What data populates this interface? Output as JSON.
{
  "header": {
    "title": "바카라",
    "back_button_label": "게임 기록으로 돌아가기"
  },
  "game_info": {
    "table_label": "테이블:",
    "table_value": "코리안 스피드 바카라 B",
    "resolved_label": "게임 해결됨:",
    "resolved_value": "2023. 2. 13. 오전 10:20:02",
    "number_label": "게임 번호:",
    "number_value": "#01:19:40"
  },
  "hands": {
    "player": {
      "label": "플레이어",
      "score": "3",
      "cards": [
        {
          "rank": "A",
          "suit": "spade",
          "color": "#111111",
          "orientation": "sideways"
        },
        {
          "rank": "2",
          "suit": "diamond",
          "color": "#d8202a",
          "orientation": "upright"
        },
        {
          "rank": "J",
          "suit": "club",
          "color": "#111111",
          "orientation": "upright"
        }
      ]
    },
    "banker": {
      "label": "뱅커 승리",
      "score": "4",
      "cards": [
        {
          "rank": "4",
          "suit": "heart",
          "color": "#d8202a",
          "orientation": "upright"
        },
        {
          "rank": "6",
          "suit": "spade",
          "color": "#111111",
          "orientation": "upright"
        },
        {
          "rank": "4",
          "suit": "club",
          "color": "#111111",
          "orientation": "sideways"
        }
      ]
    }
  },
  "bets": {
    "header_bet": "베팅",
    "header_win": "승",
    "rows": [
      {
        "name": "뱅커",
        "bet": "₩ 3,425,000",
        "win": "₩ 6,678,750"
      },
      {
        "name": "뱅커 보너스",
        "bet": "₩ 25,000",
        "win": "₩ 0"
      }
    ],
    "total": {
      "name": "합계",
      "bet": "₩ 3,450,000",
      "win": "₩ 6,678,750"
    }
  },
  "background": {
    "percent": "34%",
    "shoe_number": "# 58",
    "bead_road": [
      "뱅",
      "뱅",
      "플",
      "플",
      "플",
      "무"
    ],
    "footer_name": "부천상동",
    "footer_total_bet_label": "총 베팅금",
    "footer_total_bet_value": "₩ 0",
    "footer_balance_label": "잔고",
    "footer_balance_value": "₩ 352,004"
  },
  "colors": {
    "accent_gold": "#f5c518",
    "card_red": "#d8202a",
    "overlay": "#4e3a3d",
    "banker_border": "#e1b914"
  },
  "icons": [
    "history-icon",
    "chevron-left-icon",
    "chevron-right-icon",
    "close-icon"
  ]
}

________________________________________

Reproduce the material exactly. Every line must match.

▸ **Answer below**:
What data populates this interface? Output as JSON.
{
  "header": {
    "title": "바카라",
    "back_button_label": "게임 기록으로 돌아가기"
  },
  "game_info": {
    "table_label": "테이블:",
    "table_value": "코리안 스피드 바카라 B",
    "resolved_label": "게임 해결됨:",
    "resolved_value": "2023. 2. 13. 오전 10:20:02",
    "number_label": "게임 번호:",
    "number_value": "#01:19:40"
  },
  "hands": {
    "player": {
      "label": "플레이어",
      "score": "3",
      "cards": [
        {
          "rank": "A",
          "suit": "spade",
          "color": "#111111",
          "orientation": "sideways"
        },
        {
          "rank": "2",
          "suit": "diamond",
          "color": "#d8202a",
          "orientation": "upright"
        },
        {
          "rank": "J",
          "suit": "club",
          "color": "#111111",
          "orientation": "upright"
        }
      ]
    },
    "banker": {
      "label": "뱅커 승리",
      "score": "4",
      "cards": [
        {
          "rank": "4",
          "suit": "heart",
          "color": "#d8202a",
          "orientation": "upright"
        },
        {
          "rank": "6",
          "suit": "spade",
          "color": "#111111",
          "orientation": "upright"
        },
        {
          "rank": "4",
          "suit": "club",
          "color": "#111111",
          "orientation": "sideways"
        }
      ]
    }
  },
  "bets": {
    "header_bet": "베팅",
    "header_win": "승",
    "rows": [
      {
        "name": "뱅커",
        "bet": "₩ 3,425,000",
        "win": "₩ 6,678,750"
      },
      {
        "name": "뱅커 보너스",
        "bet": "₩ 25,000",
        "win": "₩ 0"
      }
    ],
    "total": {
      "name": "합계",
      "bet": "₩ 3,450,000",
      "win": "₩ 6,678,750"
    }
  },
  "background": {
    "percent": "34%",
    "shoe_number": "# 58",
    "bead_road": [
      "뱅",
      "뱅",
      "플",
      "플",
      "플",
      "무"
    ],
    "footer_name": "부천상동",
    "footer_total_bet_label": "총 베팅금",
    "footer_total_bet_value": "₩ 0",
    "footer_balance_label": "잔고",
    "footer_balance_value": "₩ 352,004"
  },
  "colors": {
    "accent_gold": "#f5c518",
    "card_red": "#d8202a",
    "overlay": "#4e3a3d",
    "banker_border": "#e1b914"
  },
  "icons": [
    "history-icon",
    "chevron-left-icon",
    "chevron-right-icon",
    "close-icon"
  ]
}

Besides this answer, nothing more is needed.